- Created on Tuesday, 23 August 2011 16:58
The Treasury Select Committee are pushing the Independent Commission on Banking (ICB) to press the Government into taking action to make bank charges clearer and switching between bank accounts easier. In the meantime, this triangle of pressure is causing account holders unnecessary costs and loss of choice, while the Financial Services Authority and the Treasury Select Committee argue about taking action.
This betrayal of customers’ rights cuts deeper when, to a great extent, the issue of clearer information to promote fairer competition was addressed in Northern Ireland as early as 2007.
A quote from the Northern Ireland Competition Commission inquiry in 2005 said, “Lack of clarity on charges and unduly complex charging structures and their application, combined with a reluctance among customers to switch providers, are restricting competition in the market for personal current accounts in Northern Ireland. These features make it likely that customers incur higher charges and receive lower levels of credit interest than they might expect in a more competitive market.”
Following the inquiry and consultation with banks, associated bodies and regulators, there was unanimous agreement to adopt measures that provided better deals for customers starting with using plain English for key information for personal current bank accounts.
The final recommendations included requirements for banks in Northern Ireland to describe their personal current account services in plain English, using terms that are easy to understand.
Chrissie Maher OBE, founder of Plain English Campaign says, “At that time, it felt like a huge step forward in banking information, but it’s disappointing that that step hasn’t been big enough to cross the Irish Sea as yet. The learning is there to be shared, but customers continue to lose out.
If it’s unrealistic to share the experience and learning of expert bodies, then it’s up to individuals to take up the responsibility of communicating clearly, rather than waiting for recommendations or legislation.”
Three years on, and Northern Ireland’s Consumer Council’s (NICC) review of the recommendations shows that overall levels of customer satisfaction have increased, and switching of accounts is viewed more favourably by account users.
The Northern Ireland Banking Order 2011 now requires banks operating in Northern Ireland to communicate clearly; words must be understandable, clear and comprehensible.
The NICC continues to meet with the banks to gain support for their banking manifesto covering current accounts which also covers clear communications.
Some of the banks have trained staff to write communications using plain English and others now test communications with groups of consumers.
While the NICC continues to monitor progress, consumers confirm that they want letters from banks to be clear and easy to understand.
The success of this simple act of providing clear information must be a further frustration for confused bank account holders on mainland UK. Indeed, a statement on The House of Commons website raised concern that,
“In total the ICB has devoted just one page of its interim report to measures to improve the switching process and enhance transparency. Their proposals on switching and transparency of charges to the customer need further development; indeed the interim report does not move forward the debate on this crucially important issue. We urge the ICB to devote sufficient attention and resources to switching and transparency and, to this end, to work more closely with industry, consumer groups and other relevant bodies. (Paragraph 90)”

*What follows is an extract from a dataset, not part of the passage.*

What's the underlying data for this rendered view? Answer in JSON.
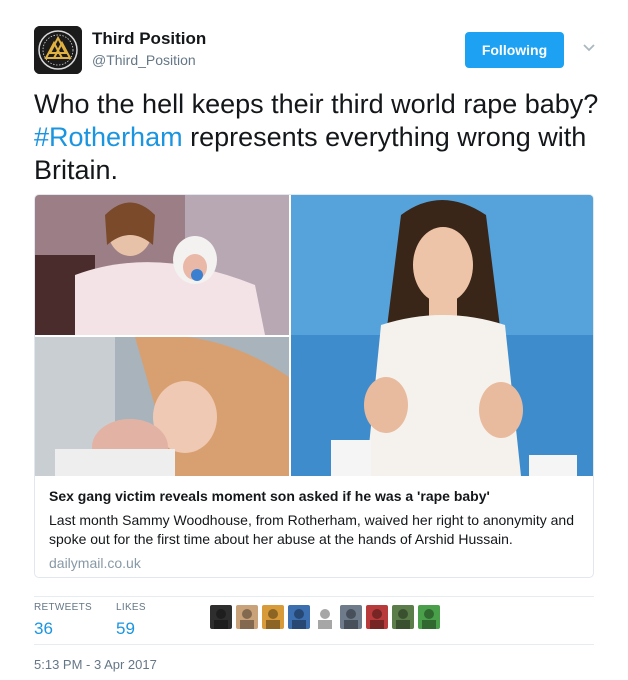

The complexity of information and charges can be seen by people to be a smokescreen for hiding the true cost of banking, and intentionally preventing customers from switching to more beneficial products.
While the experts continue to discuss technicalities, Plain English Campaign calls for banks to take action independently and give their customers clear and honest information by using plain English in their personal current account literature and, indeed, any other account information.